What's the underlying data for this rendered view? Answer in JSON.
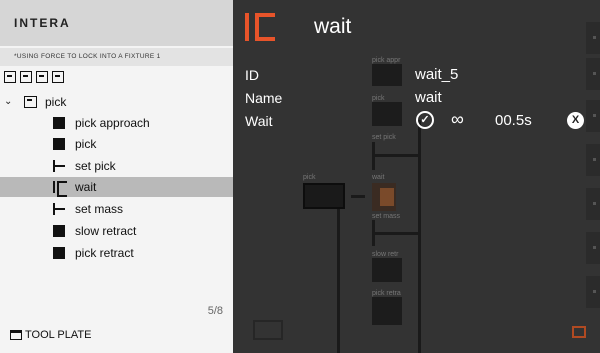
{
  "left": {
    "app_title": "INTERA",
    "subtitle": "*USING FORCE TO LOCK INTO A FIXTURE 1",
    "toolbar_icons": [
      "layout-icon",
      "layout-icon",
      "refresh-icon",
      "layout-icon"
    ],
    "tree_root": {
      "label": "pick"
    },
    "items": [
      {
        "label": "pick approach",
        "icon": "block-icon"
      },
      {
        "label": "pick",
        "icon": "block-icon"
      },
      {
        "label": "set pick",
        "icon": "set-icon"
      },
      {
        "label": "wait",
        "icon": "wait-icon",
        "selected": true
      },
      {
        "label": "set mass",
        "icon": "set-icon"
      },
      {
        "label": "slow retract",
        "icon": "block-icon"
      },
      {
        "label": "pick retract",
        "icon": "block-icon"
      }
    ],
    "pager": "5/8",
    "footer": {
      "label": "TOOL PLATE"
    }
  },
  "detail": {
    "title": "wait",
    "id_label": "ID",
    "id_value": "wait_5",
    "name_label": "Name",
    "name_value": "wait",
    "wait_label": "Wait",
    "wait_infinity": "∞",
    "wait_time": "00.5s",
    "close_glyph": "X",
    "check_glyph": "✓",
    "accent_color": "#e8542a"
  },
  "graph": {
    "labels": [
      "pick appr",
      "pick",
      "set pick",
      "pick",
      "wait",
      "set mass",
      "slow retr",
      "pick retra"
    ]
  }
}
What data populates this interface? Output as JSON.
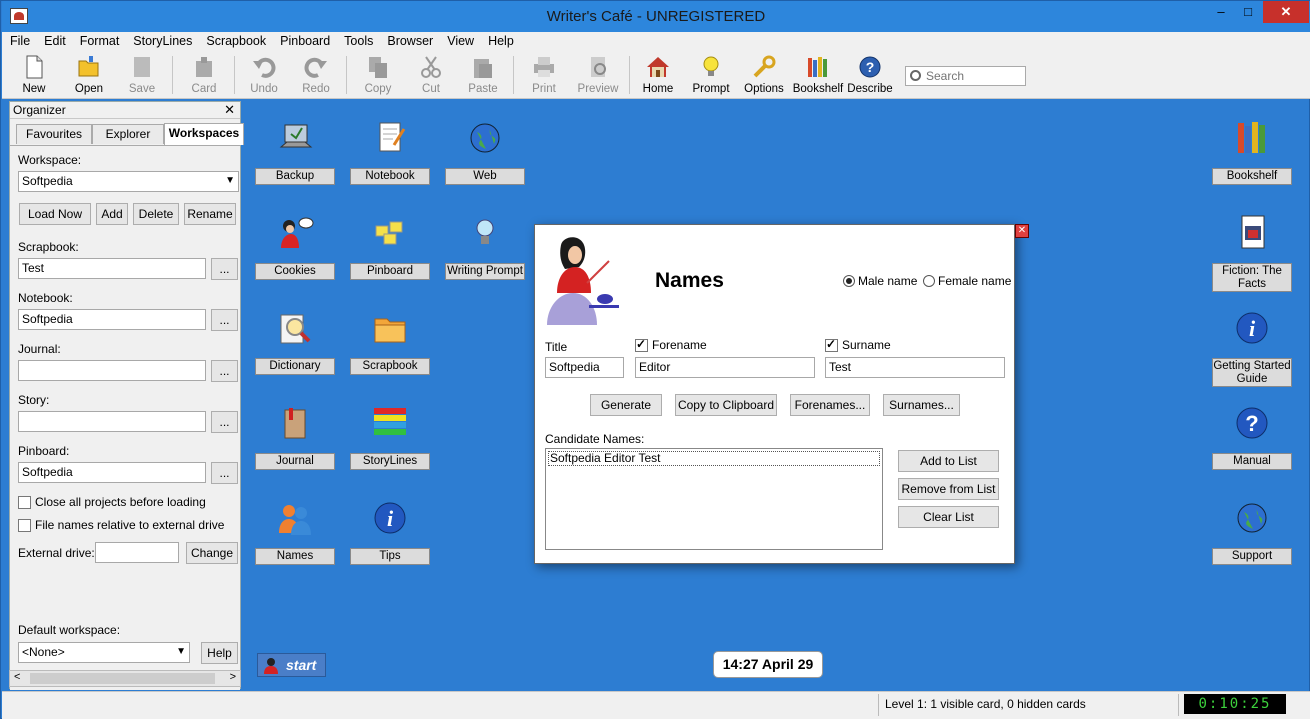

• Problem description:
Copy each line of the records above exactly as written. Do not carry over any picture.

• Solution:
What's the underlying data for this rendered view? Answer in JSON.
{
  "left": {
    "app_title": "INTERA",
    "subtitle": "*USING FORCE TO LOCK INTO A FIXTURE 1",
    "toolbar_icons": [
      "layout-icon",
      "layout-icon",
      "refresh-icon",
      "layout-icon"
    ],
    "tree_root": {
      "label": "pick"
    },
    "items": [
      {
        "label": "pick approach",
        "icon": "block-icon"
      },
      {
        "label": "pick",
        "icon": "block-icon"
      },
      {
        "label": "set pick",
        "icon": "set-icon"
      },
      {
        "label": "wait",
        "icon": "wait-icon",
        "selected": true
      },
      {
        "label": "set mass",
        "icon": "set-icon"
      },
      {
        "label": "slow retract",
        "icon": "block-icon"
      },
      {
        "label": "pick retract",
        "icon": "block-icon"
      }
    ],
    "pager": "5/8",
    "footer": {
      "label": "TOOL PLATE"
    }
  },
  "detail": {
    "title": "wait",
    "id_label": "ID",
    "id_value": "wait_5",
    "name_label": "Name",
    "name_value": "wait",
    "wait_label": "Wait",
    "wait_infinity": "∞",
    "wait_time": "00.5s",
    "close_glyph": "X",
    "check_glyph": "✓",
    "accent_color": "#e8542a"
  },
  "graph": {
    "labels": [
      "pick appr",
      "pick",
      "set pick",
      "pick",
      "wait",
      "set mass",
      "slow retr",
      "pick retra"
    ]
  }
}
What data populates this interface? Output as JSON.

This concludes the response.